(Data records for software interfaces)
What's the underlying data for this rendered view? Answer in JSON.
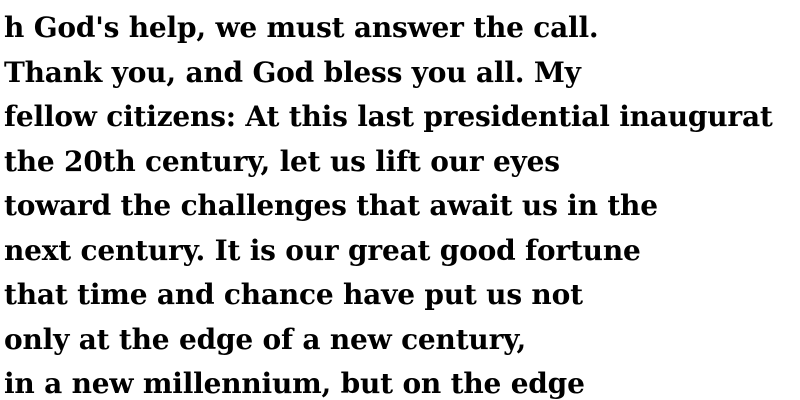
{
  "lines": [
    "h God's help, we must answer the call.",
    "Thank you, and God bless you all. My",
    "fellow citizens: At this last presidential inaugurat",
    "the 20th century, let us lift our eyes",
    "toward the challenges that await us in the",
    "next century. It is our great good fortune",
    "that time and chance have put us not",
    "only at the edge of a new century,",
    "in a new millennium, but on the edge"
  ]
}
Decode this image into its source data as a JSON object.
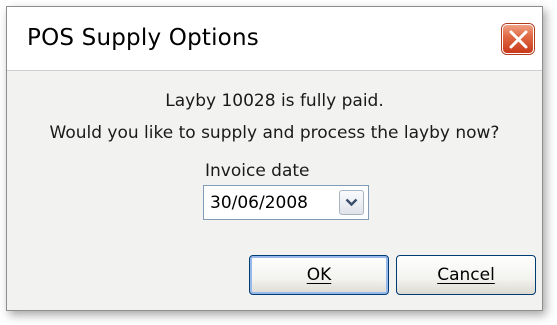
{
  "window": {
    "title": "POS Supply Options",
    "close_icon": "close-icon"
  },
  "message": {
    "line1": "Layby 10028 is fully paid.",
    "line2": "Would you like to supply and process the layby now?"
  },
  "invoice": {
    "label": "Invoice date",
    "value": "30/06/2008",
    "dropdown_icon": "chevron-down-icon"
  },
  "buttons": {
    "ok_label": "OK",
    "cancel_label": "Cancel"
  },
  "colors": {
    "close_button": "#d9512c",
    "button_border": "#003c74"
  }
}
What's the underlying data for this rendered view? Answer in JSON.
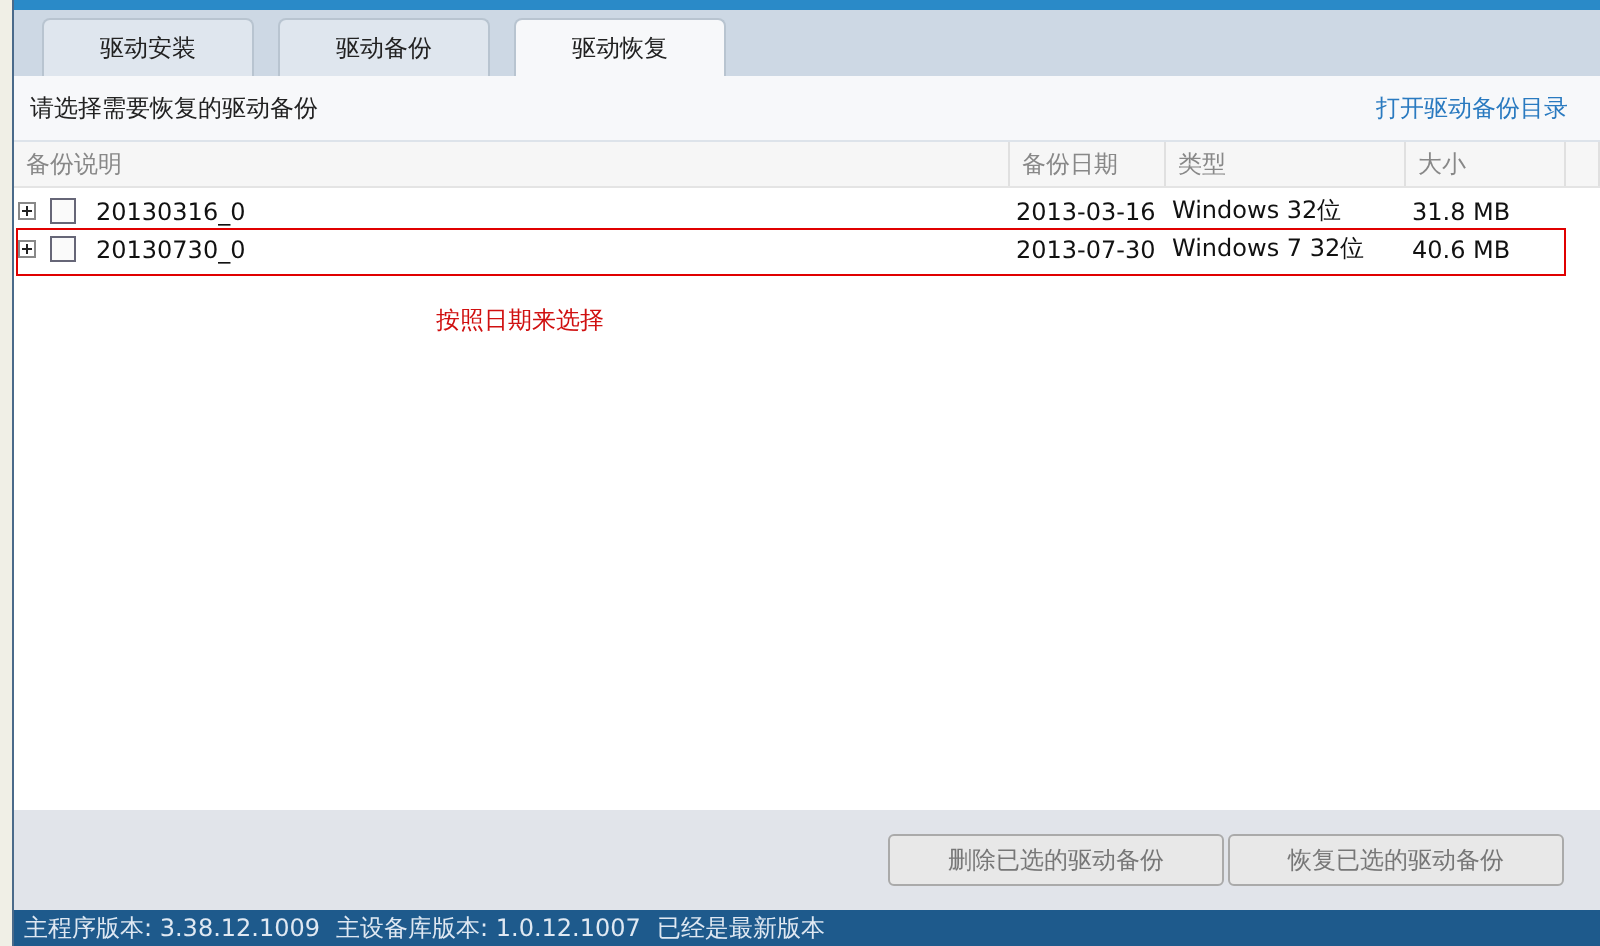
{
  "tabs": [
    {
      "label": "驱动安装",
      "selected": false
    },
    {
      "label": "驱动备份",
      "selected": false
    },
    {
      "label": "驱动恢复",
      "selected": true
    }
  ],
  "prompt": "请选择需要恢复的驱动备份",
  "link": "打开驱动备份目录",
  "table": {
    "columns": [
      "备份说明",
      "备份日期",
      "类型",
      "大小"
    ],
    "rows": [
      {
        "name": "20130316_0",
        "date": "2013-03-16",
        "type": "Windows 32位",
        "size": "31.8 MB",
        "checked": false,
        "expanded": false,
        "highlighted": false
      },
      {
        "name": "20130730_0",
        "date": "2013-07-30",
        "type": "Windows 7 32位",
        "size": "40.6 MB",
        "checked": false,
        "expanded": false,
        "highlighted": true
      }
    ]
  },
  "annotation": "按照日期来选择",
  "buttons": [
    {
      "label": "删除已选的驱动备份",
      "disabled": true
    },
    {
      "label": "恢复已选的驱动备份",
      "disabled": true
    }
  ],
  "status_bar": [
    "主程序版本: 3.38.12.1009",
    "主设备库版本: 1.0.12.1007",
    "已经是最新版本"
  ]
}
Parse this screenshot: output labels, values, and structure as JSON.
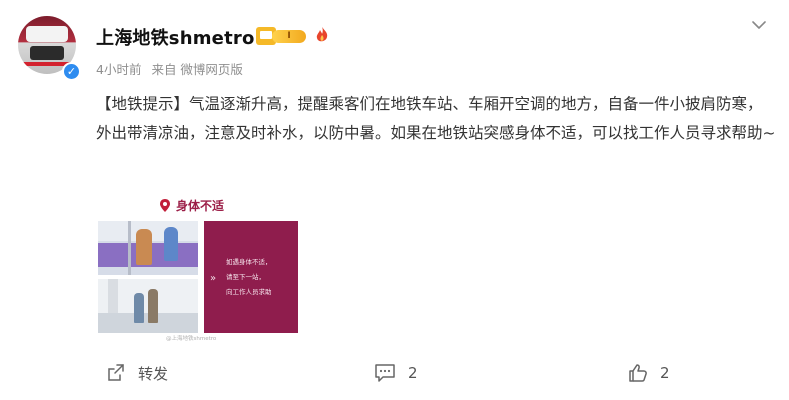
{
  "author": {
    "name": "上海地铁shmetro",
    "level_badge": "I",
    "verified_mark": "✓"
  },
  "meta": {
    "time": "4小时前",
    "source": "来自 微博网页版"
  },
  "post": {
    "text": "【地铁提示】气温逐渐升高，提醒乘客们在地铁车站、车厢开空调的地方，自备一件小披肩防寒，外出带清凉油，注意及时补水，以防中暑。如果在地铁站突感身体不适，可以找工作人员寻求帮助~",
    "image": {
      "title": "身体不适",
      "panel_text": "如遇身体不适，\n请至下一站，\n向工作人员求助",
      "arrows": "»",
      "watermark": "@上海地铁shmetro"
    }
  },
  "actions": {
    "share_label": "转发",
    "comment_count": "2",
    "like_count": "2"
  },
  "icons": {
    "menu": "chevron-down-icon",
    "share": "share-icon",
    "comment": "comment-icon",
    "like": "thumbs-up-icon",
    "location": "location-pin-icon"
  },
  "colors": {
    "accent_red": "#9c1f48",
    "verified_blue": "#2e8cf0",
    "gold": "#f5b928"
  }
}
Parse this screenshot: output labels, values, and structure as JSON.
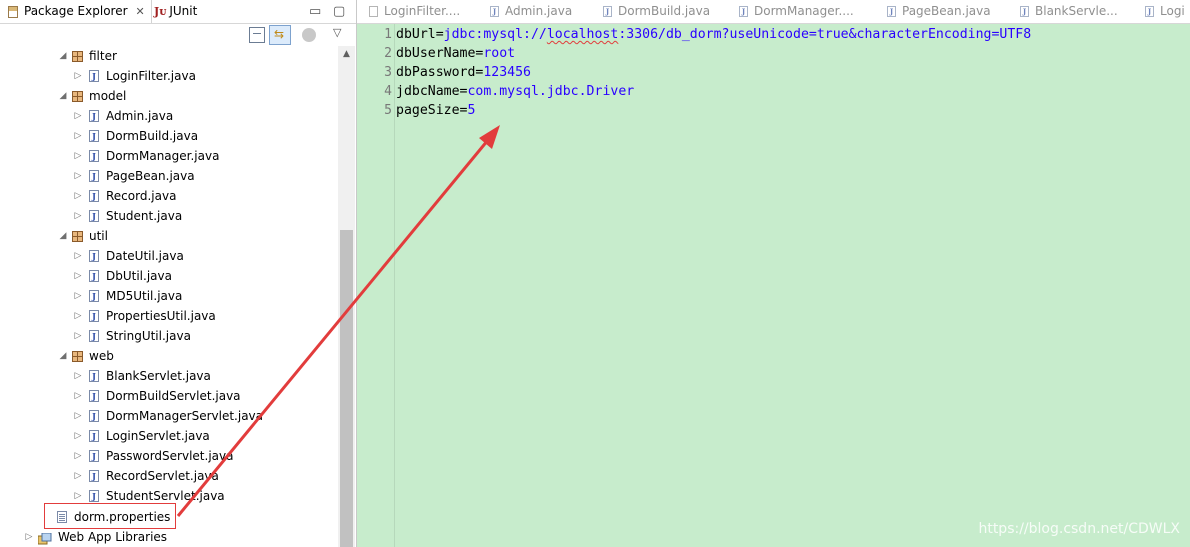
{
  "explorer": {
    "tabs": [
      {
        "label": "Package Explorer",
        "close": "✕"
      },
      {
        "label": "JUnit"
      }
    ],
    "tree": [
      {
        "type": "package",
        "label": "filter",
        "expanded": true
      },
      {
        "type": "java",
        "label": "LoginFilter.java"
      },
      {
        "type": "package",
        "label": "model",
        "expanded": true
      },
      {
        "type": "java",
        "label": "Admin.java"
      },
      {
        "type": "java",
        "label": "DormBuild.java"
      },
      {
        "type": "java",
        "label": "DormManager.java"
      },
      {
        "type": "java",
        "label": "PageBean.java"
      },
      {
        "type": "java",
        "label": "Record.java"
      },
      {
        "type": "java",
        "label": "Student.java"
      },
      {
        "type": "package",
        "label": "util",
        "expanded": true
      },
      {
        "type": "java",
        "label": "DateUtil.java"
      },
      {
        "type": "java",
        "label": "DbUtil.java"
      },
      {
        "type": "java",
        "label": "MD5Util.java"
      },
      {
        "type": "java",
        "label": "PropertiesUtil.java"
      },
      {
        "type": "java",
        "label": "StringUtil.java"
      },
      {
        "type": "package",
        "label": "web",
        "expanded": true
      },
      {
        "type": "java",
        "label": "BlankServlet.java"
      },
      {
        "type": "java",
        "label": "DormBuildServlet.java"
      },
      {
        "type": "java",
        "label": "DormManagerServlet.java"
      },
      {
        "type": "java",
        "label": "LoginServlet.java"
      },
      {
        "type": "java",
        "label": "PasswordServlet.java"
      },
      {
        "type": "java",
        "label": "RecordServlet.java"
      },
      {
        "type": "java",
        "label": "StudentServlet.java"
      },
      {
        "type": "properties",
        "label": "dorm.properties",
        "selected": true
      },
      {
        "type": "library",
        "label": "Web App Libraries"
      }
    ]
  },
  "editor": {
    "tabs": [
      {
        "label": "LoginFilter....",
        "icon": "file"
      },
      {
        "label": "Admin.java",
        "icon": "java"
      },
      {
        "label": "DormBuild.java",
        "icon": "java"
      },
      {
        "label": "DormManager....",
        "icon": "java"
      },
      {
        "label": "PageBean.java",
        "icon": "java"
      },
      {
        "label": "BlankServle...",
        "icon": "java"
      },
      {
        "label": "Logi",
        "icon": "java"
      }
    ],
    "lines": [
      {
        "num": "1",
        "key": "dbUrl=",
        "pre": "jdbc:mysql://",
        "squig": "localhost",
        "post": ":3306/db_dorm?useUnicode=true&characterEncoding=UTF8"
      },
      {
        "num": "2",
        "key": "dbUserName=",
        "pre": "root",
        "squig": "",
        "post": ""
      },
      {
        "num": "3",
        "key": "dbPassword=",
        "pre": "123456",
        "squig": "",
        "post": ""
      },
      {
        "num": "4",
        "key": "jdbcName=",
        "pre": "com.mysql.jdbc.Driver",
        "squig": "",
        "post": ""
      },
      {
        "num": "5",
        "key": "pageSize=",
        "pre": "5",
        "squig": "",
        "post": ""
      }
    ],
    "background": "#c7eccc",
    "value_color": "#2a00ff"
  },
  "watermark": "https://blog.csdn.net/CDWLX",
  "annotation_color": "#e23c3c"
}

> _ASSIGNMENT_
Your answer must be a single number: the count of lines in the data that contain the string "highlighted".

> _RESULT FOR THIS TASK_
2